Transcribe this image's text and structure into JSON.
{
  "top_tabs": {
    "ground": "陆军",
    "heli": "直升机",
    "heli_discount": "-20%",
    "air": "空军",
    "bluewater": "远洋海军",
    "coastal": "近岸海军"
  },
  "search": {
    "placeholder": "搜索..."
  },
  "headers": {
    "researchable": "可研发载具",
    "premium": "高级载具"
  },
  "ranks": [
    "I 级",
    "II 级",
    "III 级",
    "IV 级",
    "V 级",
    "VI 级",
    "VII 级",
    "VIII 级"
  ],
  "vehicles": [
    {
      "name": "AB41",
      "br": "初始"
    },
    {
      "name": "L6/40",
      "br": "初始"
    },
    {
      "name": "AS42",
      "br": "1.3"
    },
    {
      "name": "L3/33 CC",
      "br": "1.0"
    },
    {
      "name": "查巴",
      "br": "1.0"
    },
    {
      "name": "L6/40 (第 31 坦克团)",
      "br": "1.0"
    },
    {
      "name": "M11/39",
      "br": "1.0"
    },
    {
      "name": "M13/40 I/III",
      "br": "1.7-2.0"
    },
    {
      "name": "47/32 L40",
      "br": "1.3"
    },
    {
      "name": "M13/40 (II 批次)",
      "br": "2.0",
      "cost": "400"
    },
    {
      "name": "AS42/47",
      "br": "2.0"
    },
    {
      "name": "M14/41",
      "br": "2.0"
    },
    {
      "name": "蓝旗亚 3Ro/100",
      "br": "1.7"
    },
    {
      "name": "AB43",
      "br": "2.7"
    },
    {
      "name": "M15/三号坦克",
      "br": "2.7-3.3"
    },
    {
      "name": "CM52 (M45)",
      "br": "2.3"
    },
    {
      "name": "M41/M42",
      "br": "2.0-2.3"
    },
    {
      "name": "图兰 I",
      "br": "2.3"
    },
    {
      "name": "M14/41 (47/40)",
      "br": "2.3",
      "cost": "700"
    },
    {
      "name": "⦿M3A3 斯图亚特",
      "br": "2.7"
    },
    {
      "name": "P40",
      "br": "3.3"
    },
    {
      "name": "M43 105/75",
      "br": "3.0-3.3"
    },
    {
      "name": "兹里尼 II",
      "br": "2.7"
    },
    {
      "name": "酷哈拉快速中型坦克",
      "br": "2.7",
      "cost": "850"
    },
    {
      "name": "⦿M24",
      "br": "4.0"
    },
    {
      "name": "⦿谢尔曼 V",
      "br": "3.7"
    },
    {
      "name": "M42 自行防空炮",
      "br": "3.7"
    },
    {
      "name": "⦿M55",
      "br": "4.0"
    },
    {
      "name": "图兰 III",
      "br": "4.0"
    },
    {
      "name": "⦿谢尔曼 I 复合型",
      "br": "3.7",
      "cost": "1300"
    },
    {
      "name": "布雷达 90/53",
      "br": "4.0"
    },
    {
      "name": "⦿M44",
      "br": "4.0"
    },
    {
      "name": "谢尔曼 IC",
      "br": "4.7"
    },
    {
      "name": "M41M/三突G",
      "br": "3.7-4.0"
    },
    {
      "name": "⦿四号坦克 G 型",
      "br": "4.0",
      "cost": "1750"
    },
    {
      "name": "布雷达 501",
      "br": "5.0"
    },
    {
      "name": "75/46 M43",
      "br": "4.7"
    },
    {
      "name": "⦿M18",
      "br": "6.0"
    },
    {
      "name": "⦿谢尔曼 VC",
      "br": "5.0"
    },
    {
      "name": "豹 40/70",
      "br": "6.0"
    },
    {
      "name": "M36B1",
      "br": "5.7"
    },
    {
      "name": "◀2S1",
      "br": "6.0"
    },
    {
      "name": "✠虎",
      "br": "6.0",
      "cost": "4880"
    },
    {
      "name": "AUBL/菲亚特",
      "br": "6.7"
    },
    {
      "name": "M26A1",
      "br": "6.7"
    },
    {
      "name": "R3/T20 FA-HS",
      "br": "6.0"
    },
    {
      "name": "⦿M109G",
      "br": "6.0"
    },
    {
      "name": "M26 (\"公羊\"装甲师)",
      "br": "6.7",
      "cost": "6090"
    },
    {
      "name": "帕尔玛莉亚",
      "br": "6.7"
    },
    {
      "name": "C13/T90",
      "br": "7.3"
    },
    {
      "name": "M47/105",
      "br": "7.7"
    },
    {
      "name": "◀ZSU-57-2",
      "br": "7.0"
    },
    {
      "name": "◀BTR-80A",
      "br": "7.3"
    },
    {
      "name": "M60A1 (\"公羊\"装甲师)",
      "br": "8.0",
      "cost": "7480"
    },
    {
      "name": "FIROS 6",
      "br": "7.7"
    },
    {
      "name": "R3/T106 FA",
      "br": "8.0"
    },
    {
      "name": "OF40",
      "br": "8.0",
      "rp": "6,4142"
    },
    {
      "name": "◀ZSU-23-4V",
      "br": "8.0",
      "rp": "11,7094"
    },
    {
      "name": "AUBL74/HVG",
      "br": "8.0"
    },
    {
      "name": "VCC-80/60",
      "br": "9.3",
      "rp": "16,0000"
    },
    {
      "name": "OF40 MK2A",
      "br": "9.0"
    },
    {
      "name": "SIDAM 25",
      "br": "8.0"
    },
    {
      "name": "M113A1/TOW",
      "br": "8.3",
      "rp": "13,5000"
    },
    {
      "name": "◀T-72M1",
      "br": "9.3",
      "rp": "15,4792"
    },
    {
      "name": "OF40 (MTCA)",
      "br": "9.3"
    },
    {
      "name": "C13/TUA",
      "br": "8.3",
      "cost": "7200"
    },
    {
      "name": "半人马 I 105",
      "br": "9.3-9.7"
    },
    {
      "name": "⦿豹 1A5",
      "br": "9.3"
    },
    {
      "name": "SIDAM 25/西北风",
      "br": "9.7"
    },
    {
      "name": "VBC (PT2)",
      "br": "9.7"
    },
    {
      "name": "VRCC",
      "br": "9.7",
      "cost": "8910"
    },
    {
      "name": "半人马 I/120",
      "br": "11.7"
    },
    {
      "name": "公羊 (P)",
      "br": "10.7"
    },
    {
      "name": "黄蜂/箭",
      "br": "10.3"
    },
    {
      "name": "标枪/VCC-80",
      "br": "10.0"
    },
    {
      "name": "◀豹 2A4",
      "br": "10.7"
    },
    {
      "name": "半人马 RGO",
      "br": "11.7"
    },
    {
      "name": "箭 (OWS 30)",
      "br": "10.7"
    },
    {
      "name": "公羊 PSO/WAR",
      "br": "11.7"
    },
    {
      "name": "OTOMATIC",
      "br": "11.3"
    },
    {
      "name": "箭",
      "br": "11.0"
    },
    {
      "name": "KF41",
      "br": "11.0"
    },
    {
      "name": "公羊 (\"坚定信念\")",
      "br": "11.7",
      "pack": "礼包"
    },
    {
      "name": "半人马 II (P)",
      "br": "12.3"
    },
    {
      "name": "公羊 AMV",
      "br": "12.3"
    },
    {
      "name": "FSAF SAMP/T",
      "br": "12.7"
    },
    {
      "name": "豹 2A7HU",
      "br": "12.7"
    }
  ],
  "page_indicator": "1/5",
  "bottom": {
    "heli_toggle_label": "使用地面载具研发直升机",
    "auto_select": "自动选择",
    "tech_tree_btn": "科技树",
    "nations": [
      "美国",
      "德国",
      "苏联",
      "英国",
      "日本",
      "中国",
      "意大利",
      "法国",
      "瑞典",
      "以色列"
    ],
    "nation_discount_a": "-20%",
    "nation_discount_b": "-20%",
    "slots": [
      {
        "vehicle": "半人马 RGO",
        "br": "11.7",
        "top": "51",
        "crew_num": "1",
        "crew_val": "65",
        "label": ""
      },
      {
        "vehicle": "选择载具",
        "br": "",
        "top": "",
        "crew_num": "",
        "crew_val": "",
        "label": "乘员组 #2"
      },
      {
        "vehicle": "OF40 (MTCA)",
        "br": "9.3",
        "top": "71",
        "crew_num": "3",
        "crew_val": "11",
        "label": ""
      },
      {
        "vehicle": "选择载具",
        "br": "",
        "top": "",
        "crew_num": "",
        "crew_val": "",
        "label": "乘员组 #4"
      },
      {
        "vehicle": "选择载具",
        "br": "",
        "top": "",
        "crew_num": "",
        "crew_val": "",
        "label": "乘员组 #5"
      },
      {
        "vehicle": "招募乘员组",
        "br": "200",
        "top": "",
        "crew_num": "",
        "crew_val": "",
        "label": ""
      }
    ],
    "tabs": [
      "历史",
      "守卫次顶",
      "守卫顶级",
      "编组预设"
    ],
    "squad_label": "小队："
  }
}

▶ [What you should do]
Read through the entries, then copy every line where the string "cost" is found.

▶ [Your solution]
      "cost": "400"
      "cost": "700"
      "cost": "850"
      "cost": "1300"
      "cost": "1750"
      "cost": "4880"
      "cost": "6090"
      "cost": "7480"
      "cost": "7200"
      "cost": "8910"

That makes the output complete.